-------- Supplied entries --------

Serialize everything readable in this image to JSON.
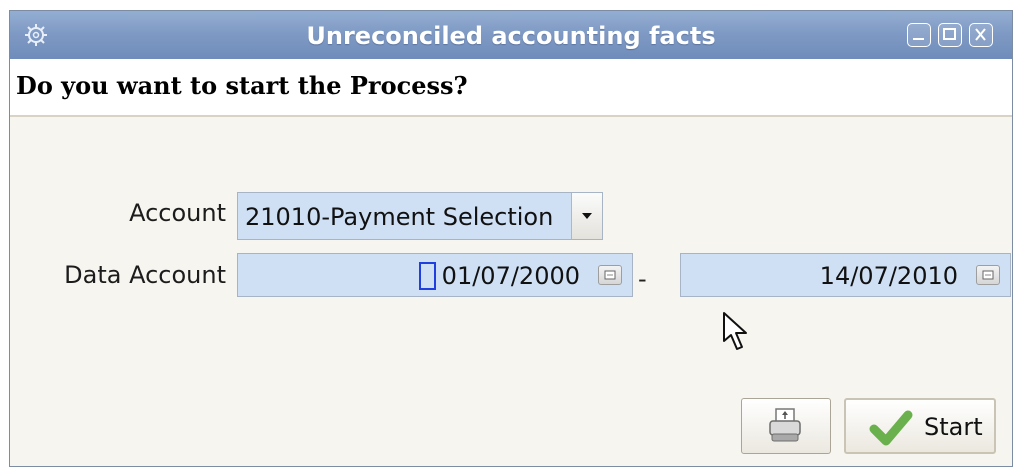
{
  "window": {
    "title": "Unreconciled accounting facts",
    "icon": "gear-icon",
    "controls": [
      "minimize-icon",
      "maximize-icon",
      "close-icon"
    ]
  },
  "prompt": {
    "text": "Do you want to start the Process?"
  },
  "form": {
    "account_label": "Account",
    "account_value": "21010-Payment Selection",
    "data_account_label": "Data Account",
    "date_from": "01/07/2000",
    "date_separator": "-",
    "date_to": "14/07/2010"
  },
  "buttons": {
    "print_icon": "printer-icon",
    "start_icon": "checkmark-icon",
    "start_label": "Start"
  },
  "colors": {
    "titlebar": "#7f9ac4",
    "field_background": "#cfe0f4",
    "window_background": "#f7f5ef",
    "checkmark": "#6ab04c"
  }
}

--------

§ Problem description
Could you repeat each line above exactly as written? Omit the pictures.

§ Response to the exercise
Serialize everything readable in this image to JSON.
{
  "window": {
    "title": "Unreconciled accounting facts",
    "icon": "gear-icon",
    "controls": [
      "minimize-icon",
      "maximize-icon",
      "close-icon"
    ]
  },
  "prompt": {
    "text": "Do you want to start the Process?"
  },
  "form": {
    "account_label": "Account",
    "account_value": "21010-Payment Selection",
    "data_account_label": "Data Account",
    "date_from": "01/07/2000",
    "date_separator": "-",
    "date_to": "14/07/2010"
  },
  "buttons": {
    "print_icon": "printer-icon",
    "start_icon": "checkmark-icon",
    "start_label": "Start"
  },
  "colors": {
    "titlebar": "#7f9ac4",
    "field_background": "#cfe0f4",
    "window_background": "#f7f5ef",
    "checkmark": "#6ab04c"
  }
}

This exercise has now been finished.